Author Topic: Labor Drama, in Shipyards  (Read 1985 times)

0 Members and 1 Guest are viewing this topic.

Offline Chris_

  • Little Lebowski Urban Achiever
  • Hero Member
  • *****
  • Posts: 46845
  • Reputation: +2028/-266
Labor Drama, in Shipyards
« on: February 17, 2008, 02:46:29 AM »
Dirk VanEnkevort wanted to take advantage of a shipbuilding boom when his family's company leased one of the largest dry docks in the Great Lakes region in 2005. But now he is so short-handed he has turned to robots to help keep up.

His company, Erie Shipbuilding LLC, has since hired about 150 workers and equipped the facility on Lake Erie with sophisticated metalworking tools, including robots. It now has orders to build eight ocean-going barges and plans to hire additional workers as needed.

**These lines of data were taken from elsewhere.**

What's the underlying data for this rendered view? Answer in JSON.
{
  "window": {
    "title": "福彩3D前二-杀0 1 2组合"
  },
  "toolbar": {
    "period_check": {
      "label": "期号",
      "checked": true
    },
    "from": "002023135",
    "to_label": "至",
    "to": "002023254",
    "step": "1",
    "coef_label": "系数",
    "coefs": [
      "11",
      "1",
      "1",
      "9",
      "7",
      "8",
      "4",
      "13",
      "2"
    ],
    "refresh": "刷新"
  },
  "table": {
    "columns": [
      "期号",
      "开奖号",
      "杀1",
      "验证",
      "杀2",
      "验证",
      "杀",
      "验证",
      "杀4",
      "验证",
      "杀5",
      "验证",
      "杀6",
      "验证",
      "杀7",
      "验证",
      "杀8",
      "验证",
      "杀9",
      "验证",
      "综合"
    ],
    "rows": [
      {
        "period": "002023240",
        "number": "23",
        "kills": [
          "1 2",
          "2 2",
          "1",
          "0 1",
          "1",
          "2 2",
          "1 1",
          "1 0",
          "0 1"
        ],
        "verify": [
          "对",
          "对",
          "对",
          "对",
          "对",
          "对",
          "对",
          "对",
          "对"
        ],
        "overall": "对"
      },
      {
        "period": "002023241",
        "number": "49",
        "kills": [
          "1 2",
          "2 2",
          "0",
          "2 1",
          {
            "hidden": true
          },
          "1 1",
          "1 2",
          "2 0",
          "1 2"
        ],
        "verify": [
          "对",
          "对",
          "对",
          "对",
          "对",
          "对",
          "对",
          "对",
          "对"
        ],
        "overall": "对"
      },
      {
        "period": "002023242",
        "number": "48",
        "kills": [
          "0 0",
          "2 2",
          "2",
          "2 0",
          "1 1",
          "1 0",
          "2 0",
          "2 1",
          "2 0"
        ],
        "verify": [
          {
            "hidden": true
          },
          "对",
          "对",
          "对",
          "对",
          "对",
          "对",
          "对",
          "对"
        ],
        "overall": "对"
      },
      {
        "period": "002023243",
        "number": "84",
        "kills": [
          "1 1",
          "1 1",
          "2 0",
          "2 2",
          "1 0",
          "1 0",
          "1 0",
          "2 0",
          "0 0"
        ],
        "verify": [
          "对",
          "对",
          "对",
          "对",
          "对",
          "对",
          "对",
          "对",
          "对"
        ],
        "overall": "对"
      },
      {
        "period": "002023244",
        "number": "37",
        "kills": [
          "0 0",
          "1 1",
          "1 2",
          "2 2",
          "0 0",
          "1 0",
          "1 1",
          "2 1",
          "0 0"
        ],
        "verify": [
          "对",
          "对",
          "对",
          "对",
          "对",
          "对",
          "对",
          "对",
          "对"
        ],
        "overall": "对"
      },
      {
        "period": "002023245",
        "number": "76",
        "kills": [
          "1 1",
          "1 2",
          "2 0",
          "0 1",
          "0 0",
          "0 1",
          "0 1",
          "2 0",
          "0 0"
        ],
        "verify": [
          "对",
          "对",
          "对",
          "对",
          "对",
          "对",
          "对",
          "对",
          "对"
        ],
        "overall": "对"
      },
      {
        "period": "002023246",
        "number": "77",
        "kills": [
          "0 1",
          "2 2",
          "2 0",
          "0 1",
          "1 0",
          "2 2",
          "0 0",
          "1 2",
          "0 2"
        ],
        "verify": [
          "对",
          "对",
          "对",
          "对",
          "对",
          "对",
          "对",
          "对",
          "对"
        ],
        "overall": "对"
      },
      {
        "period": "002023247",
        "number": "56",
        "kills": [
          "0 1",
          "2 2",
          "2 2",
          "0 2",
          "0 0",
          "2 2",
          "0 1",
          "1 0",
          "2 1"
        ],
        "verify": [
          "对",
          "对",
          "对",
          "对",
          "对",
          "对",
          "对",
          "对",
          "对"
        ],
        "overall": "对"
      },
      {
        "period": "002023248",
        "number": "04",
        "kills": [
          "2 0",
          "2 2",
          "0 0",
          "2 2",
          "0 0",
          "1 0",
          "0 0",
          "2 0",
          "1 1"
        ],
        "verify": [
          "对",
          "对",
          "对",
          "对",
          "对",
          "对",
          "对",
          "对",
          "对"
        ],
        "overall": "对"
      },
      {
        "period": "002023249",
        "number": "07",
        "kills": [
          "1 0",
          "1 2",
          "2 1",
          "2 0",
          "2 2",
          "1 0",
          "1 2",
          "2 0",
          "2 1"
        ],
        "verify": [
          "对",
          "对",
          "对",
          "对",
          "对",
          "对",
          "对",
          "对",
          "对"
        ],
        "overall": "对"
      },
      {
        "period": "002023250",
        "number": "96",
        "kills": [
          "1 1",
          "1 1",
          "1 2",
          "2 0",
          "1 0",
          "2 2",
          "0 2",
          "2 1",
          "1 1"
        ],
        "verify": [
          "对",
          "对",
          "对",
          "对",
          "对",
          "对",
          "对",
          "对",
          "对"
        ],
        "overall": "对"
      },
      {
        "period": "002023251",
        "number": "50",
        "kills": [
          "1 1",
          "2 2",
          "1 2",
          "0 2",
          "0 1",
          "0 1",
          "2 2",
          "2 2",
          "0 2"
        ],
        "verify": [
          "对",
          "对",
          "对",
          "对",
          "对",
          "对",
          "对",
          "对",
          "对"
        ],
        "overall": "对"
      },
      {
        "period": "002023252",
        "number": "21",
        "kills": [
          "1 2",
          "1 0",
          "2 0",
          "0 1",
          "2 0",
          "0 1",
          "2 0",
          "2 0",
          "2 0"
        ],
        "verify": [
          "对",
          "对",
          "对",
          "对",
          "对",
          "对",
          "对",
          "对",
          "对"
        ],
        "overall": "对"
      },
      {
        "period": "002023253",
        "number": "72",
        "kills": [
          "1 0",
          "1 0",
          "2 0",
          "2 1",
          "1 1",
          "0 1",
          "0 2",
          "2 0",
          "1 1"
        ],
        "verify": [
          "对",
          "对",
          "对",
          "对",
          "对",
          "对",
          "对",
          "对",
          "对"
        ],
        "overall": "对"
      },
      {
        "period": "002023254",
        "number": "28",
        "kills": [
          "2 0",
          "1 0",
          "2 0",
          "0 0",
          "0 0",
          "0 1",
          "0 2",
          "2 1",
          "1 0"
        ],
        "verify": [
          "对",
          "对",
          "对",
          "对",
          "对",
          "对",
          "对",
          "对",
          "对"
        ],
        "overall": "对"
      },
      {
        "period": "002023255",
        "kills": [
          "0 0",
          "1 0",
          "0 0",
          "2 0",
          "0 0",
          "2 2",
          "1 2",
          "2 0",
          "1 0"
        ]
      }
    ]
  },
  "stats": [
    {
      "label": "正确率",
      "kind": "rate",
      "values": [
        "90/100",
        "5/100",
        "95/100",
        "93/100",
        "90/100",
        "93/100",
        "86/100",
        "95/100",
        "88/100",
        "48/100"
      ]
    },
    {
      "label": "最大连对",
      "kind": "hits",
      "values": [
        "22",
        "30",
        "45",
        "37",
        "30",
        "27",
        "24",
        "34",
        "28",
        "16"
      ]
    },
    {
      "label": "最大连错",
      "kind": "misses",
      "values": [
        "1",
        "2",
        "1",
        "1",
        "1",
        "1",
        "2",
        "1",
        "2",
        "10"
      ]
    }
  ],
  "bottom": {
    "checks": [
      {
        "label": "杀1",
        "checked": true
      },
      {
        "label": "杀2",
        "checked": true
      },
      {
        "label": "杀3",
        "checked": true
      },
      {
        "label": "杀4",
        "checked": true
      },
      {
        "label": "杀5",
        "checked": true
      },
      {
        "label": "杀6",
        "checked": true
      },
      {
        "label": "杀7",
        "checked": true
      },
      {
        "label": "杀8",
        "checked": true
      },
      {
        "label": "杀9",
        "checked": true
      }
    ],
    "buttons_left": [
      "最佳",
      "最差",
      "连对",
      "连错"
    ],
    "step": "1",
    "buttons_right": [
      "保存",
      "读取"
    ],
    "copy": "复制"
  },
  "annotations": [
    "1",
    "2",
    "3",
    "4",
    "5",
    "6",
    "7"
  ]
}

But as his order book fills, VanEnkevort faces a problem that is hampering dozens of other midsize commercial shipyards across the country: a shortage of skilled, experienced workers capable of assembling and welding freight ships.,1,6228332.story

This truly baffles me.  This industry has been crying foul, about being unable to hire qualified workers for some time now.  This particular company in another news article, cried out how that even though they're offering the prevailing wage of that industry... they just can't find people.  Lets ignore that, in other industries, people with the same skill sets can earn twice what your industry is offering. 

In another article, it was mentioned how a Shipyard owner tried to have foreigners arrested.  They came to the US on work visa's to work at the shipyard, and once they arrived... laughed, we're highly skilled and qualified persons with visas... we can go elsewhere and make twice what you offered.
If you want to worship an orange pile of garbage with a reckless disregard for everything, get on down to Arbys & try our loaded curly fries.